As you may know, I like to educate as well as entertain, so…
Transhumance – what is it? It’s a word that I’d certainly never come across in all my long years until my very learned friend, Pete, told me about it. Dictionary.com defines it as:
“the seasonal migration of livestock, and the people who tend them, between lowlands and adjacent mountains.”
Although a noun, it’s derived from the French verb transhumer – to shift ground, which itself is modelled on the Spanish, trashumar.
This activity takes place in our local villages twice a year, but I’ve never got involved until yesterday, when I accepted an open invitation from Marius of the Ferme de Clos Lombard to accompany his cows up to the meadows near Lac d’Arbey.
The cows spend most of the winter down in the valley inside their sheds, only coming out if and when the weather allows. So you can imagine their joy at spending the summer on the open fields high on the alpage (that’s the verdant area of open land between the valley and the high, rocky mountain peaks).
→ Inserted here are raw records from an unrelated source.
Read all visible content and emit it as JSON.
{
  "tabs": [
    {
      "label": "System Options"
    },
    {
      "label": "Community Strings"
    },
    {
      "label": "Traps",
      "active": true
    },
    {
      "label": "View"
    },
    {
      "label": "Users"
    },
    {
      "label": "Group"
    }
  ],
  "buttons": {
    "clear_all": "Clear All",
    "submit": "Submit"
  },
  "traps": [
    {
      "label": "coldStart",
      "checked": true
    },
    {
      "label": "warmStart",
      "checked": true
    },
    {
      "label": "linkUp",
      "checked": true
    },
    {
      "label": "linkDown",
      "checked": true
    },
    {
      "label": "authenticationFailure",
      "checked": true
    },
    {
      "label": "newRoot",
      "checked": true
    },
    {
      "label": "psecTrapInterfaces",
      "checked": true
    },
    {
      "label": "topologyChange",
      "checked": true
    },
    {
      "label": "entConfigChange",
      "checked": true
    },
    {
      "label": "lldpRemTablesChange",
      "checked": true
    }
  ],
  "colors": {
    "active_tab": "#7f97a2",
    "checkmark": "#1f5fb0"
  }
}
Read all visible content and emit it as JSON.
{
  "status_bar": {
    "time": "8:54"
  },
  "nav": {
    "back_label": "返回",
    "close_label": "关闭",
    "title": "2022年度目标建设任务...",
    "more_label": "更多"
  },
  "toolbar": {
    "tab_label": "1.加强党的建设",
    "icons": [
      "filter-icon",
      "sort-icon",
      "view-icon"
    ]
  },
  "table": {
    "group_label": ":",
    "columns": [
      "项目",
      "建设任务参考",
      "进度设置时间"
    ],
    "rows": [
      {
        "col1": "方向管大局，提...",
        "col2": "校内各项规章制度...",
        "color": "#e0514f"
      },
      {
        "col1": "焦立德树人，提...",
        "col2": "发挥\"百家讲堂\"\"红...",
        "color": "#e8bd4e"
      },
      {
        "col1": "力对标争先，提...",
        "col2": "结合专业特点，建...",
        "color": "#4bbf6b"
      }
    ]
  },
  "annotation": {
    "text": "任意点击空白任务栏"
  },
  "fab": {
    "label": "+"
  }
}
After setting off through the village and briefly along the road to Lannaz, the procession of cows and people took to the path up to the far side of Lac d’Arbey. About half way, there was a short pause for the cows, and some of the people I might add, to catch their breath. (I know how they feel after a winter of inactivity!) Two or three (cows that is) made bids for early freedom, but they were soon brought back into line by the helpful followers. And then finally, after a few more short breaks, we all arrived at the lake where not only the cows took to wading in…
After the blues skies and white beach of Saleccia, the following day couldn’t have been a bigger contrast, with dark brooding clouds and an unusual, black beach.
During our tour of Cap Corse, we had driven through Nonza late at night and didn’t have the time to stop. So we decided to take a trip back there to check out this interesting village, which is perched 100 metres above the sea.
While walking to the Cap Rossu, we spotted a wonderfully white, sandy beach in the distance, so the following day we headed for there. In my post yesterday I mentioned that it was a scenic drive and that’s partly due to the sea views but mostly because the road passes through a UNESCO World Heritage site of rugged, red rocks, called Les Calanques de Piana (or Calanche di Piana in Corsican).
Judith and I have just returned from a 2 week holiday in Corsica. We decided to drive there from our home here in Evolène, taking a daytime ferry from Livorno to Bastia. It’s quite a long drive, so we stopped over in Lucca for a couple of nights* in order to explore just a little bit of Tuscany. Apart from a long and interesting history, Lucca has the most amazing Walls. They are several metres high and very, very wide (see pic 6) allowing cyclists, dog walkers, joggers and tourists alike to do all, or just part, of the 4.9km/3 mile circumnavigation.
*We stayed at the wonderful Agriturismo Ai Linchi, which is just a few kilometres out of the town. So the first few photos below are of our evening walk to the local church when we arrived. We certainly needed to work up an appetite, as the evening meal served up by Andrea was simply amazing. 😋